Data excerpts
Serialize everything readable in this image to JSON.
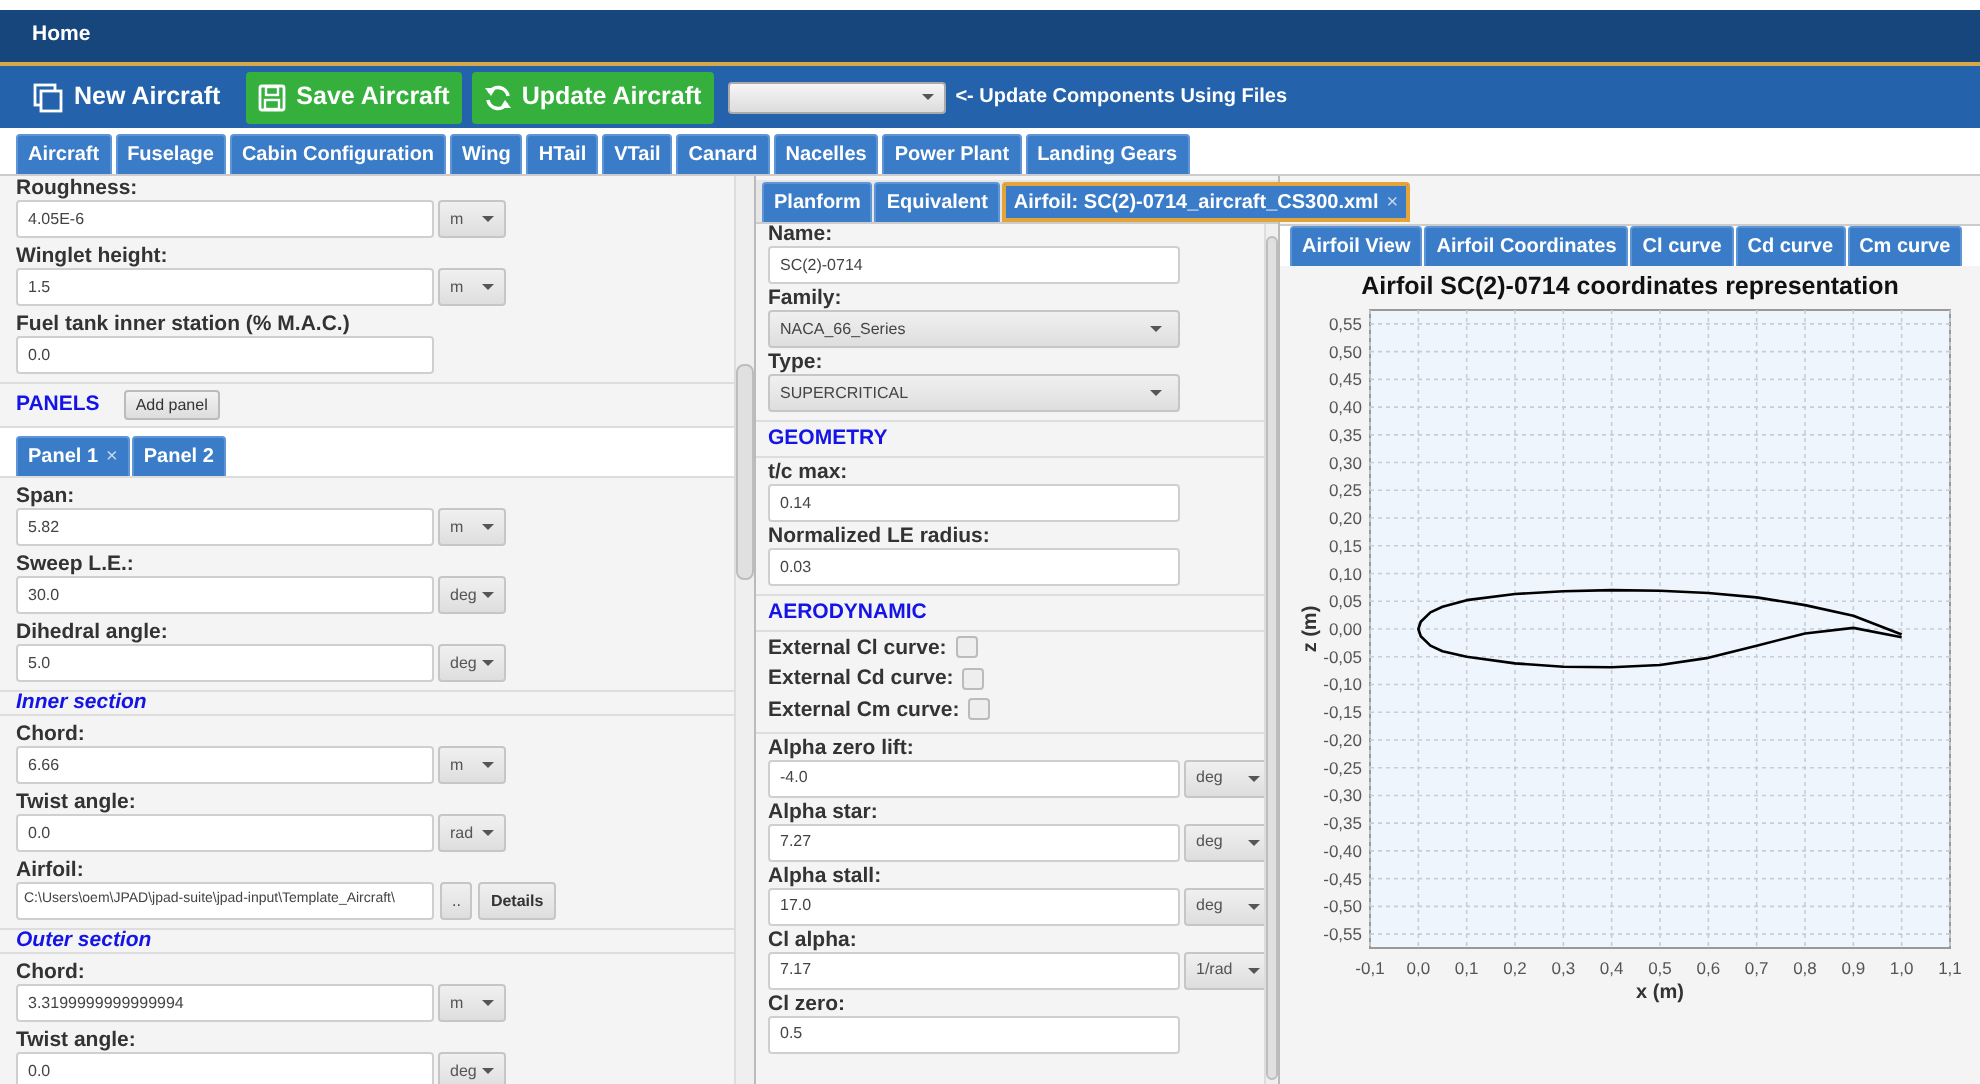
{
  "window": {
    "title": "Home"
  },
  "toolbar": {
    "new_button": "New Aircraft",
    "save_button": "Save Aircraft",
    "update_button": "Update Aircraft",
    "hint": "<- Update Components Using Files"
  },
  "component_tabs": [
    {
      "label": "Aircraft"
    },
    {
      "label": "Fuselage"
    },
    {
      "label": "Cabin Configuration"
    },
    {
      "label": "Wing"
    },
    {
      "label": "HTail"
    },
    {
      "label": "VTail"
    },
    {
      "label": "Canard"
    },
    {
      "label": "Nacelles"
    },
    {
      "label": "Power Plant"
    },
    {
      "label": "Landing Gears"
    }
  ],
  "left_panel": {
    "items": [
      {
        "kind": "field",
        "label": "Roughness:",
        "value": "4.05E-6",
        "unit": "m"
      },
      {
        "kind": "field",
        "label": "Winglet height:",
        "value": "1.5",
        "unit": "m"
      },
      {
        "kind": "field",
        "label": "Fuel tank inner station (% M.A.C.)",
        "value": "0.0"
      },
      {
        "kind": "group",
        "title": "PANELS",
        "button": "Add panel"
      },
      {
        "kind": "tabs",
        "tabs": [
          {
            "label": "Panel 1",
            "close": "×"
          },
          {
            "label": "Panel 2"
          }
        ]
      },
      {
        "kind": "field",
        "label": "Span:",
        "value": "5.82",
        "unit": "m"
      },
      {
        "kind": "field",
        "label": "Sweep L.E.:",
        "value": "30.0",
        "unit": "deg"
      },
      {
        "kind": "field",
        "label": "Dihedral angle:",
        "value": "5.0",
        "unit": "deg"
      },
      {
        "kind": "section",
        "title": "Inner section"
      },
      {
        "kind": "field",
        "label": "Chord:",
        "value": "6.66",
        "unit": "m"
      },
      {
        "kind": "field",
        "label": "Twist angle:",
        "value": "0.0",
        "unit": "rad"
      },
      {
        "kind": "file",
        "label": "Airfoil:",
        "value": "C:\\Users\\oem\\JPAD\\jpad-suite\\jpad-input\\Template_Aircraft\\",
        "browse": "..",
        "details": "Details"
      },
      {
        "kind": "section",
        "title": "Outer section"
      },
      {
        "kind": "field",
        "label": "Chord:",
        "value": "3.3199999999999994",
        "unit": "m"
      },
      {
        "kind": "field",
        "label": "Twist angle:",
        "value": "0.0",
        "unit": "deg"
      }
    ]
  },
  "airfoil_tabs": [
    {
      "label": "Planform",
      "selected": false
    },
    {
      "label": "Equivalent",
      "selected": false
    },
    {
      "label": "Airfoil: SC(2)-0714_aircraft_CS300.xml",
      "selected": true,
      "close": "×"
    }
  ],
  "airfoil_panel": {
    "items": [
      {
        "kind": "field",
        "label": "Name:",
        "value": "SC(2)-0714"
      },
      {
        "kind": "select",
        "label": "Family:",
        "value": "NACA_66_Series"
      },
      {
        "kind": "select",
        "label": "Type:",
        "value": "SUPERCRITICAL"
      },
      {
        "kind": "group",
        "title": "GEOMETRY"
      },
      {
        "kind": "field",
        "label": "t/c max:",
        "value": "0.14"
      },
      {
        "kind": "field",
        "label": "Normalized LE radius:",
        "value": "0.03"
      },
      {
        "kind": "group",
        "title": "AERODYNAMIC"
      },
      {
        "kind": "check",
        "label": "External Cl curve:",
        "checked": false
      },
      {
        "kind": "check",
        "label": "External Cd curve:",
        "checked": false
      },
      {
        "kind": "check",
        "label": "External Cm curve:",
        "checked": false
      },
      {
        "kind": "field",
        "label": "Alpha zero lift:",
        "value": "-4.0",
        "unit": "deg"
      },
      {
        "kind": "field",
        "label": "Alpha star:",
        "value": "7.27",
        "unit": "deg"
      },
      {
        "kind": "field",
        "label": "Alpha stall:",
        "value": "17.0",
        "unit": "deg"
      },
      {
        "kind": "field",
        "label": "Cl alpha:",
        "value": "7.17",
        "unit": "1/rad"
      },
      {
        "kind": "field",
        "label": "Cl zero:",
        "value": "0.5"
      }
    ]
  },
  "chart_tabs": [
    {
      "label": "Airfoil View"
    },
    {
      "label": "Airfoil Coordinates"
    },
    {
      "label": "Cl curve"
    },
    {
      "label": "Cd curve"
    },
    {
      "label": "Cm curve"
    }
  ],
  "chart": {
    "chart_data": {
      "type": "line",
      "title": "Airfoil SC(2)-0714 coordinates representation",
      "xlabel": "x (m)",
      "ylabel": "z (m)",
      "x": [
        1.0,
        0.9,
        0.8,
        0.7,
        0.6,
        0.5,
        0.4,
        0.3,
        0.2,
        0.1,
        0.05,
        0.025,
        0.005,
        0,
        0.005,
        0.025,
        0.05,
        0.1,
        0.2,
        0.3,
        0.4,
        0.5,
        0.6,
        0.7,
        0.8,
        0.9,
        1.0
      ],
      "series": [
        {
          "color": "#000000",
          "values": [
            -0.01,
            0.024,
            0.043,
            0.057,
            0.065,
            0.069,
            0.07,
            0.068,
            0.063,
            0.052,
            0.04,
            0.03,
            0.013,
            0,
            -0.013,
            -0.03,
            -0.04,
            -0.05,
            -0.062,
            -0.068,
            -0.069,
            -0.065,
            -0.052,
            -0.03,
            -0.008,
            0.002,
            -0.015
          ]
        }
      ],
      "grid": true,
      "xlim": [
        -0.1,
        1.1
      ],
      "ylim": [
        -0.575,
        0.575
      ],
      "xticks": [
        {
          "value": -0.1,
          "label": "-0,1"
        },
        {
          "value": 0,
          "label": "0,0"
        },
        {
          "value": 0.1,
          "label": "0,1"
        },
        {
          "value": 0.2,
          "label": "0,2"
        },
        {
          "value": 0.3,
          "label": "0,3"
        },
        {
          "value": 0.4,
          "label": "0,4"
        },
        {
          "value": 0.5,
          "label": "0,5"
        },
        {
          "value": 0.6,
          "label": "0,6"
        },
        {
          "value": 0.7,
          "label": "0,7"
        },
        {
          "value": 0.8,
          "label": "0,8"
        },
        {
          "value": 0.9,
          "label": "0,9"
        },
        {
          "value": 1.0,
          "label": "1,0"
        },
        {
          "value": 1.1,
          "label": "1,1"
        }
      ],
      "yticks": [
        {
          "value": 0.55,
          "label": "0,55"
        },
        {
          "value": 0.5,
          "label": "0,50"
        },
        {
          "value": 0.45,
          "label": "0,45"
        },
        {
          "value": 0.4,
          "label": "0,40"
        },
        {
          "value": 0.35,
          "label": "0,35"
        },
        {
          "value": 0.3,
          "label": "0,30"
        },
        {
          "value": 0.25,
          "label": "0,25"
        },
        {
          "value": 0.2,
          "label": "0,20"
        },
        {
          "value": 0.15,
          "label": "0,15"
        },
        {
          "value": 0.1,
          "label": "0,10"
        },
        {
          "value": 0.05,
          "label": "0,05"
        },
        {
          "value": 0,
          "label": "0,00"
        },
        {
          "value": -0.05,
          "label": "-0,05"
        },
        {
          "value": -0.1,
          "label": "-0,10"
        },
        {
          "value": -0.15,
          "label": "-0,15"
        },
        {
          "value": -0.2,
          "label": "-0,20"
        },
        {
          "value": -0.25,
          "label": "-0,25"
        },
        {
          "value": -0.3,
          "label": "-0,30"
        },
        {
          "value": -0.35,
          "label": "-0,35"
        },
        {
          "value": -0.4,
          "label": "-0,40"
        },
        {
          "value": -0.45,
          "label": "-0,45"
        },
        {
          "value": -0.5,
          "label": "-0,50"
        },
        {
          "value": -0.55,
          "label": "-0,55"
        }
      ]
    }
  }
}
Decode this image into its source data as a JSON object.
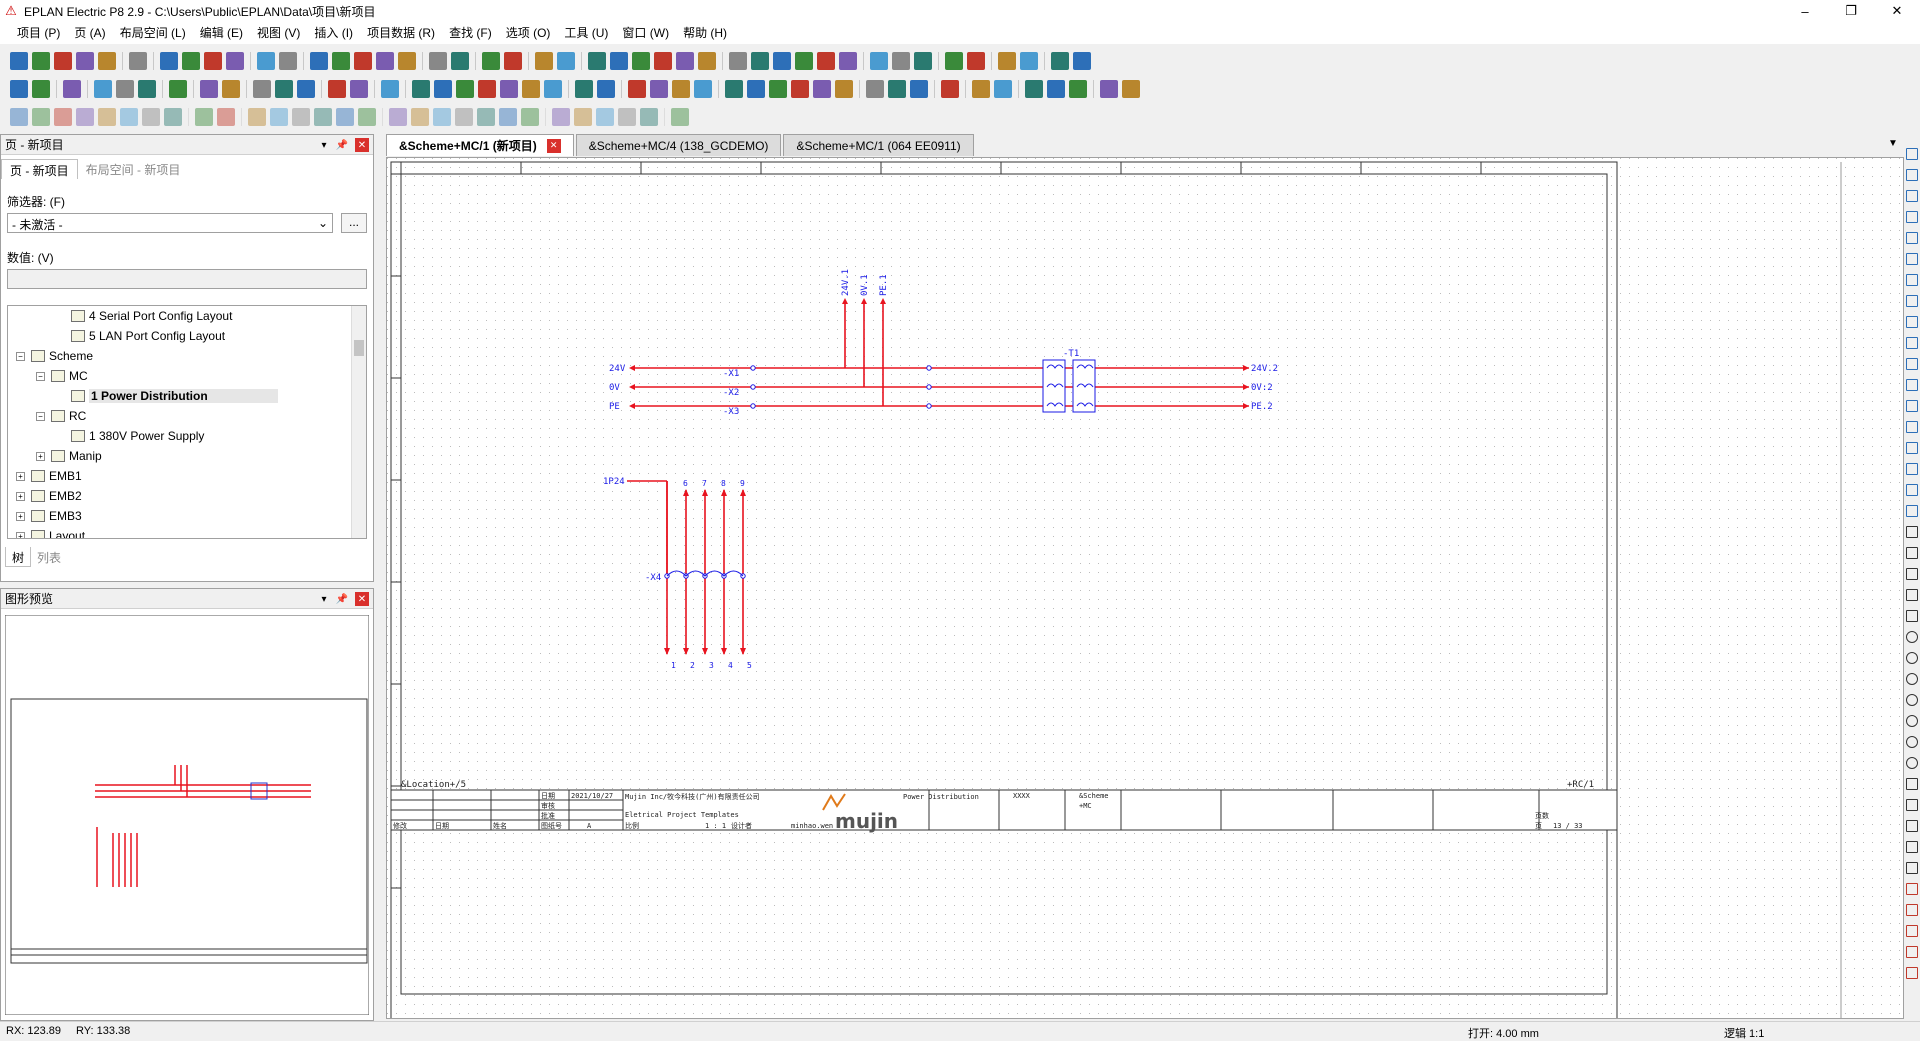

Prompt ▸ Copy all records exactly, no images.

Answer to the exercise ▸
Serialize everything readable in this image to JSON.
{
  "window": {
    "title": "Home"
  },
  "toolbar": {
    "new_button": "New Aircraft",
    "save_button": "Save Aircraft",
    "update_button": "Update Aircraft",
    "hint": "<- Update Components Using Files"
  },
  "component_tabs": [
    {
      "label": "Aircraft"
    },
    {
      "label": "Fuselage"
    },
    {
      "label": "Cabin Configuration"
    },
    {
      "label": "Wing"
    },
    {
      "label": "HTail"
    },
    {
      "label": "VTail"
    },
    {
      "label": "Canard"
    },
    {
      "label": "Nacelles"
    },
    {
      "label": "Power Plant"
    },
    {
      "label": "Landing Gears"
    }
  ],
  "left_panel": {
    "items": [
      {
        "kind": "field",
        "label": "Roughness:",
        "value": "4.05E-6",
        "unit": "m"
      },
      {
        "kind": "field",
        "label": "Winglet height:",
        "value": "1.5",
        "unit": "m"
      },
      {
        "kind": "field",
        "label": "Fuel tank inner station (% M.A.C.)",
        "value": "0.0"
      },
      {
        "kind": "group",
        "title": "PANELS",
        "button": "Add panel"
      },
      {
        "kind": "tabs",
        "tabs": [
          {
            "label": "Panel 1",
            "close": "×"
          },
          {
            "label": "Panel 2"
          }
        ]
      },
      {
        "kind": "field",
        "label": "Span:",
        "value": "5.82",
        "unit": "m"
      },
      {
        "kind": "field",
        "label": "Sweep L.E.:",
        "value": "30.0",
        "unit": "deg"
      },
      {
        "kind": "field",
        "label": "Dihedral angle:",
        "value": "5.0",
        "unit": "deg"
      },
      {
        "kind": "section",
        "title": "Inner section"
      },
      {
        "kind": "field",
        "label": "Chord:",
        "value": "6.66",
        "unit": "m"
      },
      {
        "kind": "field",
        "label": "Twist angle:",
        "value": "0.0",
        "unit": "rad"
      },
      {
        "kind": "file",
        "label": "Airfoil:",
        "value": "C:\\Users\\oem\\JPAD\\jpad-suite\\jpad-input\\Template_Aircraft\\",
        "browse": "..",
        "details": "Details"
      },
      {
        "kind": "section",
        "title": "Outer section"
      },
      {
        "kind": "field",
        "label": "Chord:",
        "value": "3.3199999999999994",
        "unit": "m"
      },
      {
        "kind": "field",
        "label": "Twist angle:",
        "value": "0.0",
        "unit": "deg"
      }
    ]
  },
  "airfoil_tabs": [
    {
      "label": "Planform",
      "selected": false
    },
    {
      "label": "Equivalent",
      "selected": false
    },
    {
      "label": "Airfoil: SC(2)-0714_aircraft_CS300.xml",
      "selected": true,
      "close": "×"
    }
  ],
  "airfoil_panel": {
    "items": [
      {
        "kind": "field",
        "label": "Name:",
        "value": "SC(2)-0714"
      },
      {
        "kind": "select",
        "label": "Family:",
        "value": "NACA_66_Series"
      },
      {
        "kind": "select",
        "label": "Type:",
        "value": "SUPERCRITICAL"
      },
      {
        "kind": "group",
        "title": "GEOMETRY"
      },
      {
        "kind": "field",
        "label": "t/c max:",
        "value": "0.14"
      },
      {
        "kind": "field",
        "label": "Normalized LE radius:",
        "value": "0.03"
      },
      {
        "kind": "group",
        "title": "AERODYNAMIC"
      },
      {
        "kind": "check",
        "label": "External Cl curve:",
        "checked": false
      },
      {
        "kind": "check",
        "label": "External Cd curve:",
        "checked": false
      },
      {
        "kind": "check",
        "label": "External Cm curve:",
        "checked": false
      },
      {
        "kind": "field",
        "label": "Alpha zero lift:",
        "value": "-4.0",
        "unit": "deg"
      },
      {
        "kind": "field",
        "label": "Alpha star:",
        "value": "7.27",
        "unit": "deg"
      },
      {
        "kind": "field",
        "label": "Alpha stall:",
        "value": "17.0",
        "unit": "deg"
      },
      {
        "kind": "field",
        "label": "Cl alpha:",
        "value": "7.17",
        "unit": "1/rad"
      },
      {
        "kind": "field",
        "label": "Cl zero:",
        "value": "0.5"
      }
    ]
  },
  "chart_tabs": [
    {
      "label": "Airfoil View"
    },
    {
      "label": "Airfoil Coordinates"
    },
    {
      "label": "Cl curve"
    },
    {
      "label": "Cd curve"
    },
    {
      "label": "Cm curve"
    }
  ],
  "chart": {
    "chart_data": {
      "type": "line",
      "title": "Airfoil SC(2)-0714 coordinates representation",
      "xlabel": "x (m)",
      "ylabel": "z (m)",
      "x": [
        1.0,
        0.9,
        0.8,
        0.7,
        0.6,
        0.5,
        0.4,
        0.3,
        0.2,
        0.1,
        0.05,
        0.025,
        0.005,
        0,
        0.005,
        0.025,
        0.05,
        0.1,
        0.2,
        0.3,
        0.4,
        0.5,
        0.6,
        0.7,
        0.8,
        0.9,
        1.0
      ],
      "series": [
        {
          "color": "#000000",
          "values": [
            -0.01,
            0.024,
            0.043,
            0.057,
            0.065,
            0.069,
            0.07,
            0.068,
            0.063,
            0.052,
            0.04,
            0.03,
            0.013,
            0,
            -0.013,
            -0.03,
            -0.04,
            -0.05,
            -0.062,
            -0.068,
            -0.069,
            -0.065,
            -0.052,
            -0.03,
            -0.008,
            0.002,
            -0.015
          ]
        }
      ],
      "grid": true,
      "xlim": [
        -0.1,
        1.1
      ],
      "ylim": [
        -0.575,
        0.575
      ],
      "xticks": [
        {
          "value": -0.1,
          "label": "-0,1"
        },
        {
          "value": 0,
          "label": "0,0"
        },
        {
          "value": 0.1,
          "label": "0,1"
        },
        {
          "value": 0.2,
          "label": "0,2"
        },
        {
          "value": 0.3,
          "label": "0,3"
        },
        {
          "value": 0.4,
          "label": "0,4"
        },
        {
          "value": 0.5,
          "label": "0,5"
        },
        {
          "value": 0.6,
          "label": "0,6"
        },
        {
          "value": 0.7,
          "label": "0,7"
        },
        {
          "value": 0.8,
          "label": "0,8"
        },
        {
          "value": 0.9,
          "label": "0,9"
        },
        {
          "value": 1.0,
          "label": "1,0"
        },
        {
          "value": 1.1,
          "label": "1,1"
        }
      ],
      "yticks": [
        {
          "value": 0.55,
          "label": "0,55"
        },
        {
          "value": 0.5,
          "label": "0,50"
        },
        {
          "value": 0.45,
          "label": "0,45"
        },
        {
          "value": 0.4,
          "label": "0,40"
        },
        {
          "value": 0.35,
          "label": "0,35"
        },
        {
          "value": 0.3,
          "label": "0,30"
        },
        {
          "value": 0.25,
          "label": "0,25"
        },
        {
          "value": 0.2,
          "label": "0,20"
        },
        {
          "value": 0.15,
          "label": "0,15"
        },
        {
          "value": 0.1,
          "label": "0,10"
        },
        {
          "value": 0.05,
          "label": "0,05"
        },
        {
          "value": 0,
          "label": "0,00"
        },
        {
          "value": -0.05,
          "label": "-0,05"
        },
        {
          "value": -0.1,
          "label": "-0,10"
        },
        {
          "value": -0.15,
          "label": "-0,15"
        },
        {
          "value": -0.2,
          "label": "-0,20"
        },
        {
          "value": -0.25,
          "label": "-0,25"
        },
        {
          "value": -0.3,
          "label": "-0,30"
        },
        {
          "value": -0.35,
          "label": "-0,35"
        },
        {
          "value": -0.4,
          "label": "-0,40"
        },
        {
          "value": -0.45,
          "label": "-0,45"
        },
        {
          "value": -0.5,
          "label": "-0,50"
        },
        {
          "value": -0.55,
          "label": "-0,55"
        }
      ]
    }
  }
}
Decode this image into its source data as a JSON object.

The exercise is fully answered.